[[ Input material open ]]

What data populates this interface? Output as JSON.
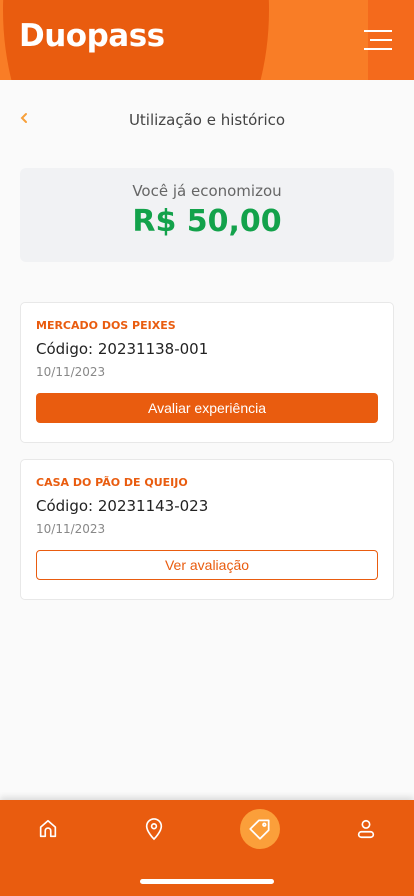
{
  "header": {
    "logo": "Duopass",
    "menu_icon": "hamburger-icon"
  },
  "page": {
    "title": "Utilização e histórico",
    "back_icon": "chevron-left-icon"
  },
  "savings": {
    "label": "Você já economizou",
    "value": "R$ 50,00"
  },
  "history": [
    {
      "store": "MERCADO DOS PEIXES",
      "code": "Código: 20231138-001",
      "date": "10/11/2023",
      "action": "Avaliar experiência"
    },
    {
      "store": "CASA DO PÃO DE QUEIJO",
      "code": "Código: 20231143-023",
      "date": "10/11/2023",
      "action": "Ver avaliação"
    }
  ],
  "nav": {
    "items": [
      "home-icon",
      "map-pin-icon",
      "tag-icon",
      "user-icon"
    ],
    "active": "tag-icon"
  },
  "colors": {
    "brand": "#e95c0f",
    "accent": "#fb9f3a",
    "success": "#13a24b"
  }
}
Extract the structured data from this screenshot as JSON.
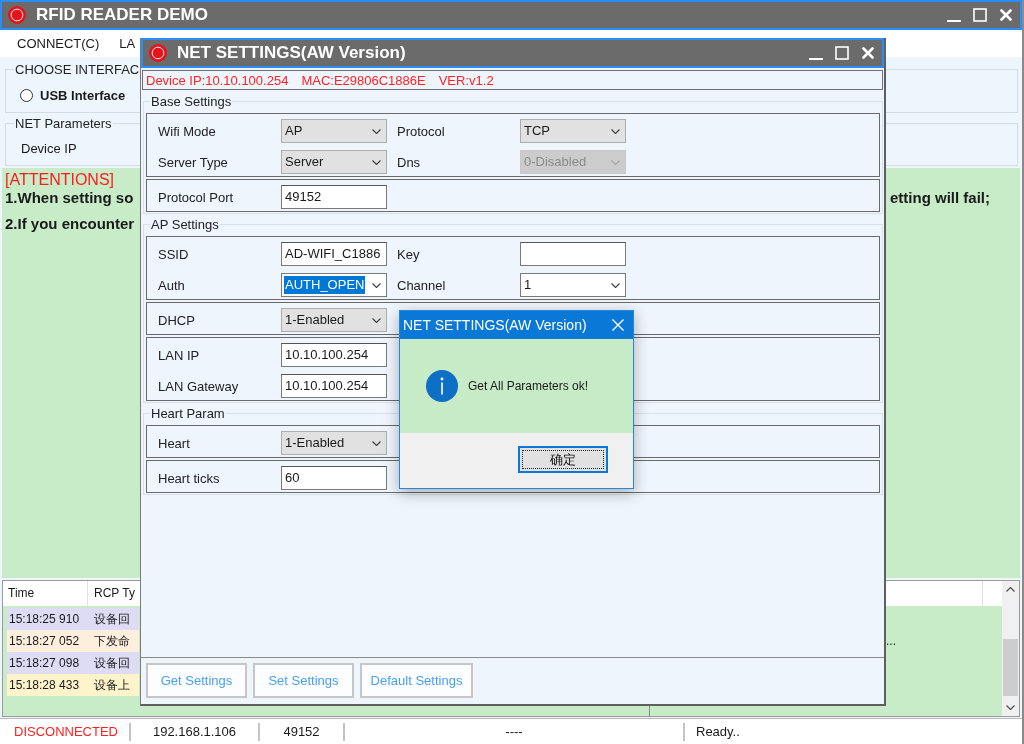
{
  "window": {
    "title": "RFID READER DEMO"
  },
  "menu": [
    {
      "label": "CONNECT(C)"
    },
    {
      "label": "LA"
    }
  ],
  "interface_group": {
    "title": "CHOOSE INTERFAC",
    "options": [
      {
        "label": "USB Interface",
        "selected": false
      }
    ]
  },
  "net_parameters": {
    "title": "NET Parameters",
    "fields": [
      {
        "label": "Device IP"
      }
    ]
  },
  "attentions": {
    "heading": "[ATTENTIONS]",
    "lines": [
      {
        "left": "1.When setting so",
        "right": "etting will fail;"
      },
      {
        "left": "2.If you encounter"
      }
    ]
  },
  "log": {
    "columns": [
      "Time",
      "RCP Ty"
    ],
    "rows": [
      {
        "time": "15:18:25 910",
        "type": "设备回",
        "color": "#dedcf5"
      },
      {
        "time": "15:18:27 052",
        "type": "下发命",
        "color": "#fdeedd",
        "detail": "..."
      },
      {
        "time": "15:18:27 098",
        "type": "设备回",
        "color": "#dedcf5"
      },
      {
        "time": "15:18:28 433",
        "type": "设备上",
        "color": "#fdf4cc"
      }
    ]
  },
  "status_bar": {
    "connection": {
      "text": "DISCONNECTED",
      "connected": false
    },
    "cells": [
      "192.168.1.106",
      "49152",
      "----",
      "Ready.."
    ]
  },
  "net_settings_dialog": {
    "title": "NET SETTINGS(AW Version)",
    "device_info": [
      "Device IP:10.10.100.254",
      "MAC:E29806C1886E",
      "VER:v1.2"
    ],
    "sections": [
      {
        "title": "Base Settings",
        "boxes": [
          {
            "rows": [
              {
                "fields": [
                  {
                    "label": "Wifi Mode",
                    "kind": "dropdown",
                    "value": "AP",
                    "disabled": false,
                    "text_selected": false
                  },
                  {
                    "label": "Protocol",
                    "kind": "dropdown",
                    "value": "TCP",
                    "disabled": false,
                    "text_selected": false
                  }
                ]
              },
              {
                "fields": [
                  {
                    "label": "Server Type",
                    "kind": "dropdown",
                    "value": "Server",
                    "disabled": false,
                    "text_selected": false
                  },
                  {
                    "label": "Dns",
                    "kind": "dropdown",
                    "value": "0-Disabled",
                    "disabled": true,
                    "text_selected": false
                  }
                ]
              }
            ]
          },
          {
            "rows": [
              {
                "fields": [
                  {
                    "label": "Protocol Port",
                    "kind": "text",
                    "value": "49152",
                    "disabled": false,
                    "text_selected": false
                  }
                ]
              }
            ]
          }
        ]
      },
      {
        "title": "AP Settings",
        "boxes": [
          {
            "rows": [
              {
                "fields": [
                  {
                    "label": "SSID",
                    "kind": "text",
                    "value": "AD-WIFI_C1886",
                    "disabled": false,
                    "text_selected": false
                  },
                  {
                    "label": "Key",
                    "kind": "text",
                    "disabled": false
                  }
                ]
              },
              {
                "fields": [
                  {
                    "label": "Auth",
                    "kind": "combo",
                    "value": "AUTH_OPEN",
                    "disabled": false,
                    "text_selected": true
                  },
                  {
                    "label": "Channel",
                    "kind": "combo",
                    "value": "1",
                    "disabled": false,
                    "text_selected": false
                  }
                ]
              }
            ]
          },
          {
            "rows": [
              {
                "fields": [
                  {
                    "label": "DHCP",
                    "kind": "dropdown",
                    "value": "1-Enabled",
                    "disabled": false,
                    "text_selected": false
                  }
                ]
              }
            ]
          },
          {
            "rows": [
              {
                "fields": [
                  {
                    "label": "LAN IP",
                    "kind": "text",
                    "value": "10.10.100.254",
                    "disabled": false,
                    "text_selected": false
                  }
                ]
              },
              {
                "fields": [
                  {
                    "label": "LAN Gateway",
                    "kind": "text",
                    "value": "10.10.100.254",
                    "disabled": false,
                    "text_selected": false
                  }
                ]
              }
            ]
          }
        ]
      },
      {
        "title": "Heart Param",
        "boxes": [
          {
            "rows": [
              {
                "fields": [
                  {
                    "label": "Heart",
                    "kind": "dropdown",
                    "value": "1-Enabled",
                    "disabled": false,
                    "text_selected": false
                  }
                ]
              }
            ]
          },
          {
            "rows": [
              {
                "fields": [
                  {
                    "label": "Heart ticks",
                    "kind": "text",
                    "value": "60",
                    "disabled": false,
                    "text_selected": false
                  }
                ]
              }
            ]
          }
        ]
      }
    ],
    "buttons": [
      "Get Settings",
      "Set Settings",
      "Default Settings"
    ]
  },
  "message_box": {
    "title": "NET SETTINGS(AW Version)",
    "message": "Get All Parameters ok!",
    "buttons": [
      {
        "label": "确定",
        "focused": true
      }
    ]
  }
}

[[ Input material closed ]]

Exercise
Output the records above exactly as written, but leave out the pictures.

Response to this exercise
What data populates this interface? Output as JSON.
{
  "header": {
    "logo": "Duopass",
    "menu_icon": "hamburger-icon"
  },
  "page": {
    "title": "Utilização e histórico",
    "back_icon": "chevron-left-icon"
  },
  "savings": {
    "label": "Você já economizou",
    "value": "R$ 50,00"
  },
  "history": [
    {
      "store": "MERCADO DOS PEIXES",
      "code": "Código: 20231138-001",
      "date": "10/11/2023",
      "action": "Avaliar experiência"
    },
    {
      "store": "CASA DO PÃO DE QUEIJO",
      "code": "Código: 20231143-023",
      "date": "10/11/2023",
      "action": "Ver avaliação"
    }
  ],
  "nav": {
    "items": [
      "home-icon",
      "map-pin-icon",
      "tag-icon",
      "user-icon"
    ],
    "active": "tag-icon"
  },
  "colors": {
    "brand": "#e95c0f",
    "accent": "#fb9f3a",
    "success": "#13a24b"
  }
}
Extract the structured data from this screenshot as JSON.
{
  "window": {
    "title": "RFID READER DEMO"
  },
  "menu": [
    {
      "label": "CONNECT(C)"
    },
    {
      "label": "LA"
    }
  ],
  "interface_group": {
    "title": "CHOOSE INTERFAC",
    "options": [
      {
        "label": "USB Interface",
        "selected": false
      }
    ]
  },
  "net_parameters": {
    "title": "NET Parameters",
    "fields": [
      {
        "label": "Device IP"
      }
    ]
  },
  "attentions": {
    "heading": "[ATTENTIONS]",
    "lines": [
      {
        "left": "1.When setting so",
        "right": "etting will fail;"
      },
      {
        "left": "2.If you encounter"
      }
    ]
  },
  "log": {
    "columns": [
      "Time",
      "RCP Ty"
    ],
    "rows": [
      {
        "time": "15:18:25 910",
        "type": "设备回",
        "color": "#dedcf5"
      },
      {
        "time": "15:18:27 052",
        "type": "下发命",
        "color": "#fdeedd",
        "detail": "..."
      },
      {
        "time": "15:18:27 098",
        "type": "设备回",
        "color": "#dedcf5"
      },
      {
        "time": "15:18:28 433",
        "type": "设备上",
        "color": "#fdf4cc"
      }
    ]
  },
  "status_bar": {
    "connection": {
      "text": "DISCONNECTED",
      "connected": false
    },
    "cells": [
      "192.168.1.106",
      "49152",
      "----",
      "Ready.."
    ]
  },
  "net_settings_dialog": {
    "title": "NET SETTINGS(AW Version)",
    "device_info": [
      "Device IP:10.10.100.254",
      "MAC:E29806C1886E",
      "VER:v1.2"
    ],
    "sections": [
      {
        "title": "Base Settings",
        "boxes": [
          {
            "rows": [
              {
                "fields": [
                  {
                    "label": "Wifi Mode",
                    "kind": "dropdown",
                    "value": "AP",
                    "disabled": false,
                    "text_selected": false
                  },
                  {
                    "label": "Protocol",
                    "kind": "dropdown",
                    "value": "TCP",
                    "disabled": false,
                    "text_selected": false
                  }
                ]
              },
              {
                "fields": [
                  {
                    "label": "Server Type",
                    "kind": "dropdown",
                    "value": "Server",
                    "disabled": false,
                    "text_selected": false
                  },
                  {
                    "label": "Dns",
                    "kind": "dropdown",
                    "value": "0-Disabled",
                    "disabled": true,
                    "text_selected": false
                  }
                ]
              }
            ]
          },
          {
            "rows": [
              {
                "fields": [
                  {
                    "label": "Protocol Port",
                    "kind": "text",
                    "value": "49152",
                    "disabled": false,
                    "text_selected": false
                  }
                ]
              }
            ]
          }
        ]
      },
      {
        "title": "AP Settings",
        "boxes": [
          {
            "rows": [
              {
                "fields": [
                  {
                    "label": "SSID",
                    "kind": "text",
                    "value": "AD-WIFI_C1886",
                    "disabled": false,
                    "text_selected": false
                  },
                  {
                    "label": "Key",
                    "kind": "text",
                    "disabled": false
                  }
                ]
              },
              {
                "fields": [
                  {
                    "label": "Auth",
                    "kind": "combo",
                    "value": "AUTH_OPEN",
                    "disabled": false,
                    "text_selected": true
                  },
                  {
                    "label": "Channel",
                    "kind": "combo",
                    "value": "1",
                    "disabled": false,
                    "text_selected": false
                  }
                ]
              }
            ]
          },
          {
            "rows": [
              {
                "fields": [
                  {
                    "label": "DHCP",
                    "kind": "dropdown",
                    "value": "1-Enabled",
                    "disabled": false,
                    "text_selected": false
                  }
                ]
              }
            ]
          },
          {
            "rows": [
              {
                "fields": [
                  {
                    "label": "LAN IP",
                    "kind": "text",
                    "value": "10.10.100.254",
                    "disabled": false,
                    "text_selected": false
                  }
                ]
              },
              {
                "fields": [
                  {
                    "label": "LAN Gateway",
                    "kind": "text",
                    "value": "10.10.100.254",
                    "disabled": false,
                    "text_selected": false
                  }
                ]
              }
            ]
          }
        ]
      },
      {
        "title": "Heart Param",
        "boxes": [
          {
            "rows": [
              {
                "fields": [
                  {
                    "label": "Heart",
                    "kind": "dropdown",
                    "value": "1-Enabled",
                    "disabled": false,
                    "text_selected": false
                  }
                ]
              }
            ]
          },
          {
            "rows": [
              {
                "fields": [
                  {
                    "label": "Heart ticks",
                    "kind": "text",
                    "value": "60",
                    "disabled": false,
                    "text_selected": false
                  }
                ]
              }
            ]
          }
        ]
      }
    ],
    "buttons": [
      "Get Settings",
      "Set Settings",
      "Default Settings"
    ]
  },
  "message_box": {
    "title": "NET SETTINGS(AW Version)",
    "message": "Get All Parameters ok!",
    "buttons": [
      {
        "label": "确定",
        "focused": true
      }
    ]
  }
}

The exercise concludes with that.